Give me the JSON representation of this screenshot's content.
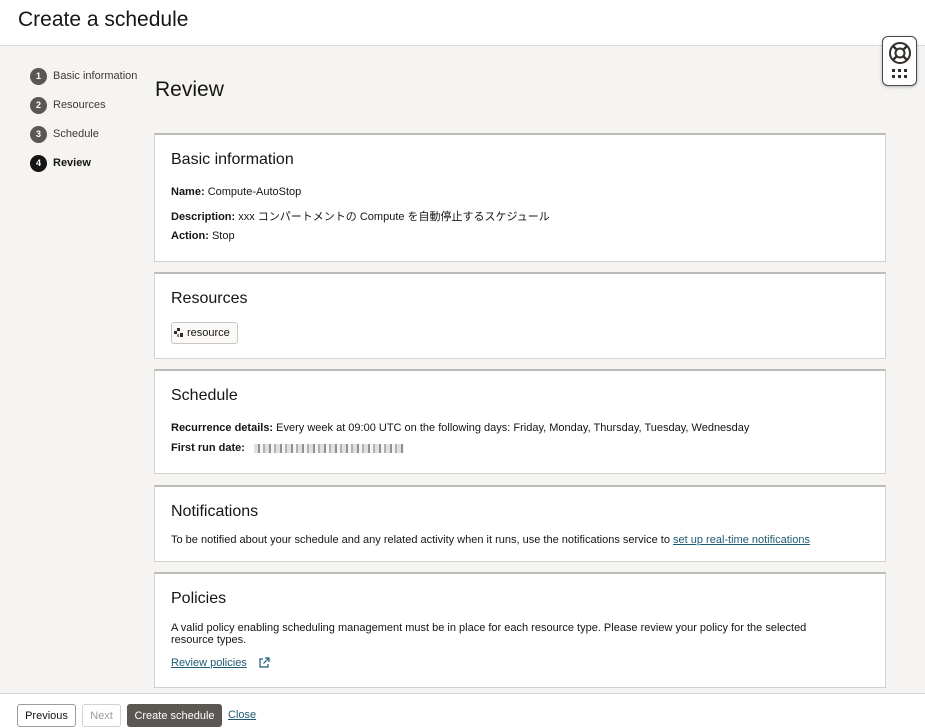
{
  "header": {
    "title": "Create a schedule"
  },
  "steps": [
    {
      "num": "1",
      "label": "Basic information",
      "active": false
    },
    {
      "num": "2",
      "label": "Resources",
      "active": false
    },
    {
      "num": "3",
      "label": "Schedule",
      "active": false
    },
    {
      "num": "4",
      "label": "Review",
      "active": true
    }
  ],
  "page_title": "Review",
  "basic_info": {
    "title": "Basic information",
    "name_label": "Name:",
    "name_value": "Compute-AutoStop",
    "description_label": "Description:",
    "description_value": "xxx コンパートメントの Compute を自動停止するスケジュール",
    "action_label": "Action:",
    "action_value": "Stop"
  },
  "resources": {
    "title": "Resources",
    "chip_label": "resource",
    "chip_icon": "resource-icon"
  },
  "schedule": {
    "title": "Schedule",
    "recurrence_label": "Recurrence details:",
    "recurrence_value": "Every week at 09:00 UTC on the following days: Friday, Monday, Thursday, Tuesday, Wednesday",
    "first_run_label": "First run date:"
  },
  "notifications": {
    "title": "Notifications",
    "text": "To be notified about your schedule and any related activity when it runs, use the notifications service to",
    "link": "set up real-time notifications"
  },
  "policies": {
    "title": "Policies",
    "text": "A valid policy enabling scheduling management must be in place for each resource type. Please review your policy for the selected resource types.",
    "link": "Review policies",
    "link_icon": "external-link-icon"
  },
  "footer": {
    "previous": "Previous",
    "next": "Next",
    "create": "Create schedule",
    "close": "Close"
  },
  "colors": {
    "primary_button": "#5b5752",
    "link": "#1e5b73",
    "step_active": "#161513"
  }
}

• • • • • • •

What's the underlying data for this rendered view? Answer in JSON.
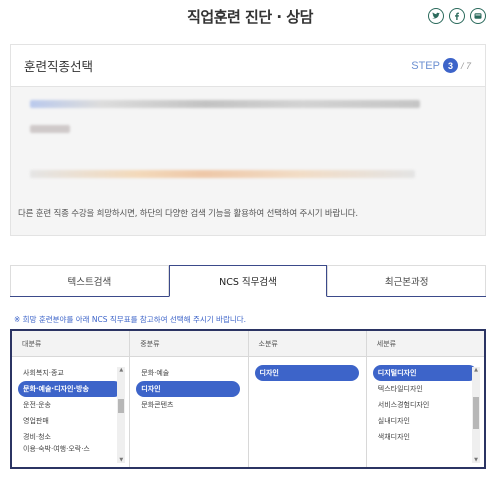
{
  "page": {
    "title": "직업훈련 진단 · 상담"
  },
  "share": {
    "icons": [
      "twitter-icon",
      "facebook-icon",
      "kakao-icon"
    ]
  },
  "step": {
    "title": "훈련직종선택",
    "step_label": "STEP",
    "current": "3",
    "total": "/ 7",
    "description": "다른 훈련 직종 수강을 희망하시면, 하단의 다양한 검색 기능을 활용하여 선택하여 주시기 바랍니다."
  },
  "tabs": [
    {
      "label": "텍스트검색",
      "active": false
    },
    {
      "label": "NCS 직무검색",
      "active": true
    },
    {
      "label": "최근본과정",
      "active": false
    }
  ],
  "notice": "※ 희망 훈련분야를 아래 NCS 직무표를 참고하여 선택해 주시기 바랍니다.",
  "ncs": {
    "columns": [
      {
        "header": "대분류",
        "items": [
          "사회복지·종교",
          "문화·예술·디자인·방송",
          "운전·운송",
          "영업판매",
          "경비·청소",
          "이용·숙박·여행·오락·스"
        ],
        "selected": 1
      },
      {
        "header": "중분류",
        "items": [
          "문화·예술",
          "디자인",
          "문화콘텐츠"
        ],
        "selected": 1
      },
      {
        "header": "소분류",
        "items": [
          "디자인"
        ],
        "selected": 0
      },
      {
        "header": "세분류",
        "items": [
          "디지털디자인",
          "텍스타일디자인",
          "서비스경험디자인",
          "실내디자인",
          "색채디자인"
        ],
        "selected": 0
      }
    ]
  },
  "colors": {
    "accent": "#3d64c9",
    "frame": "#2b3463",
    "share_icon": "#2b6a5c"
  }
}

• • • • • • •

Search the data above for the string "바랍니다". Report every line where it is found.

    "description": "다른 훈련 직종 수강을 희망하시면, 하단의 다양한 검색 기능을 활용하여 선택하여 주시기 바랍니다."
  "notice": "※ 희망 훈련분야를 아래 NCS 직무표를 참고하여 선택해 주시기 바랍니다.",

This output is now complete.